● Task to complete: In the entries that follow, find every line containing "title" and copy it.

═══ Provided data

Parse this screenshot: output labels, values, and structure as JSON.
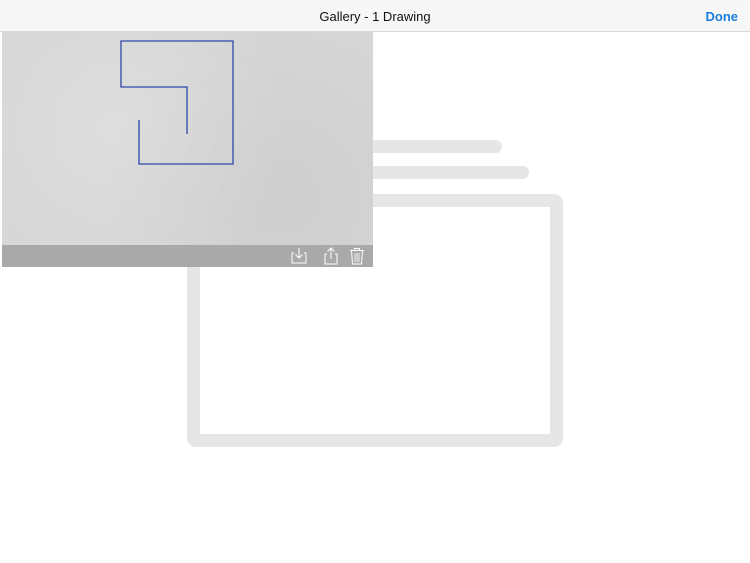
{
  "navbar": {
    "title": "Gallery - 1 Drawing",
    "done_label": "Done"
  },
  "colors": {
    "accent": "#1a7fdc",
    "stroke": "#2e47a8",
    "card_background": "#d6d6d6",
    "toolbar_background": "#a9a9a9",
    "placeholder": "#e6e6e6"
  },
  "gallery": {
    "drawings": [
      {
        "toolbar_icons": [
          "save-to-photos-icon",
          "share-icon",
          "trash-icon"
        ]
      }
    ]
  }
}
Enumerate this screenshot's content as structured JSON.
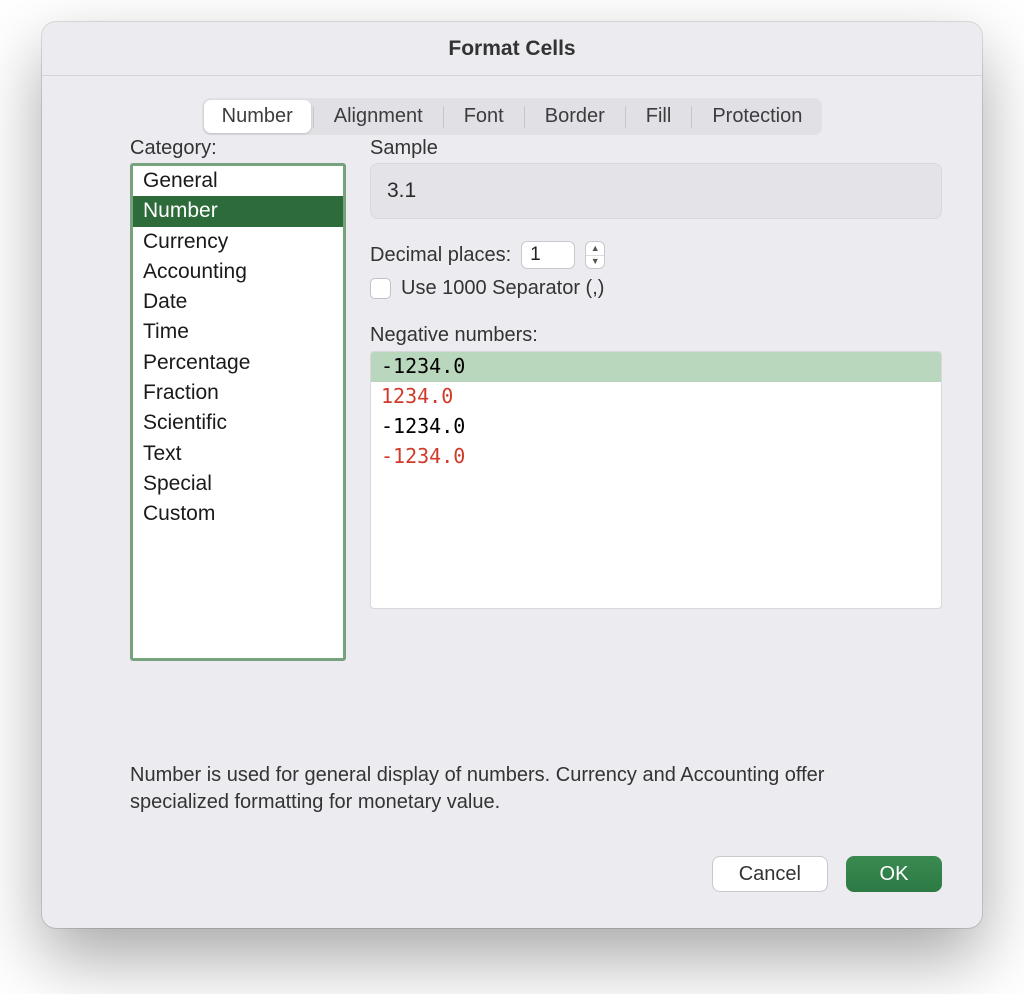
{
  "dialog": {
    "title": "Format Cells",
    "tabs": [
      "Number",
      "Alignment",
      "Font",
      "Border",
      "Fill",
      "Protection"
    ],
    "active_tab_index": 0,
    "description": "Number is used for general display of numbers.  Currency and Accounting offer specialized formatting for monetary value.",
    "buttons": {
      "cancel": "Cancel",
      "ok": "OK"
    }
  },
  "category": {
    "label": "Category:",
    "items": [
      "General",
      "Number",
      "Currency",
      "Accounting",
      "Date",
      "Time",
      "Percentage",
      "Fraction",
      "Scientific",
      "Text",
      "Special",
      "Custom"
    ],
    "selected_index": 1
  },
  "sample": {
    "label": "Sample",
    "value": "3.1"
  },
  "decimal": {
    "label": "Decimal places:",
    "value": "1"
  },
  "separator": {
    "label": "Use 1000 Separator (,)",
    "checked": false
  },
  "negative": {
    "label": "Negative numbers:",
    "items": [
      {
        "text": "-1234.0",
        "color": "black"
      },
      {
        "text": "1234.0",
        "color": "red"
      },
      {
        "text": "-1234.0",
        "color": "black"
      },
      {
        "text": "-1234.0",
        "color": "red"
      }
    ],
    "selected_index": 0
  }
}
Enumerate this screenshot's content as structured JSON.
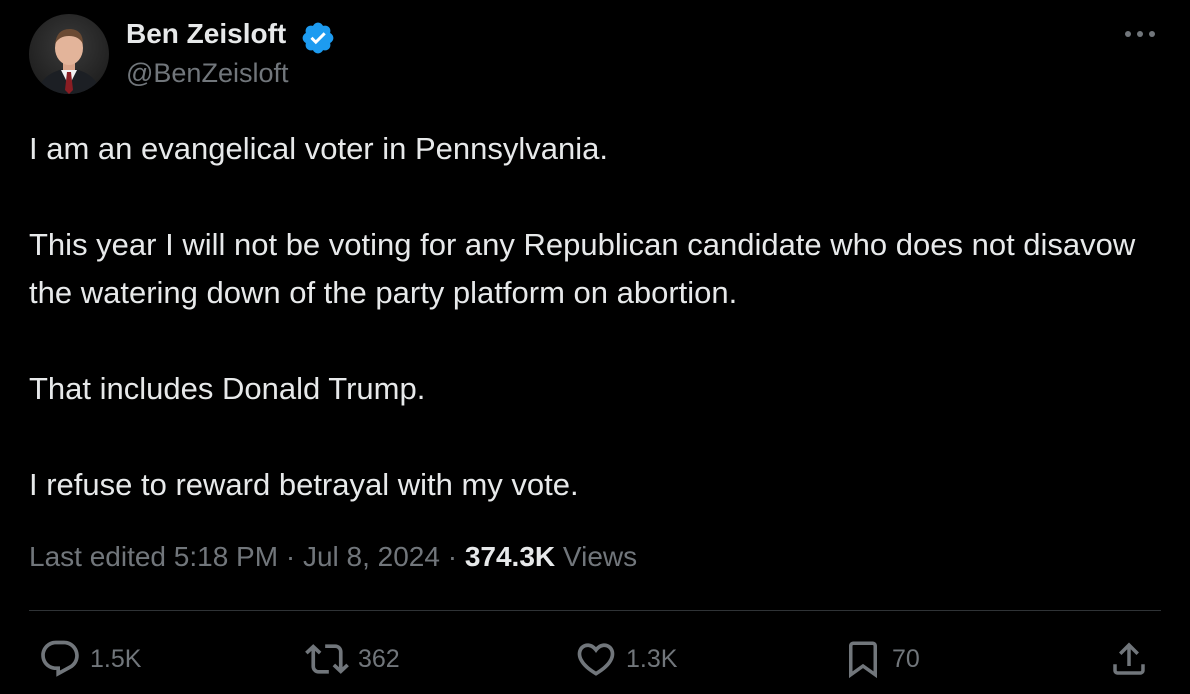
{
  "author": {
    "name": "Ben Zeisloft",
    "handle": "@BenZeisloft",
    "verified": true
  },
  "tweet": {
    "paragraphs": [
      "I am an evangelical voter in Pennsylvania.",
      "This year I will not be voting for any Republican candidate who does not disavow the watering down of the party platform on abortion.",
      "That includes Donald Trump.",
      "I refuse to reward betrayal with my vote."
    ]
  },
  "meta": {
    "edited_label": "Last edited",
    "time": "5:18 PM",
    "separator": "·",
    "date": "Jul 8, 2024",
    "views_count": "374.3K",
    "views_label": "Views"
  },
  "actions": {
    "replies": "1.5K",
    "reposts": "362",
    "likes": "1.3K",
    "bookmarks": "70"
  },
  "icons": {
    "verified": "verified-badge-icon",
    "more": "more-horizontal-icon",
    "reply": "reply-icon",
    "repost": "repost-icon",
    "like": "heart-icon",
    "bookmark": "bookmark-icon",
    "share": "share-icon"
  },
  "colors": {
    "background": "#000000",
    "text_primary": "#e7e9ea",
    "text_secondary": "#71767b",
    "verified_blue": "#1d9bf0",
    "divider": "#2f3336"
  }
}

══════

● Task result:
    "title": "Gallery - 1 Drawing",
    "title": "Format Cells",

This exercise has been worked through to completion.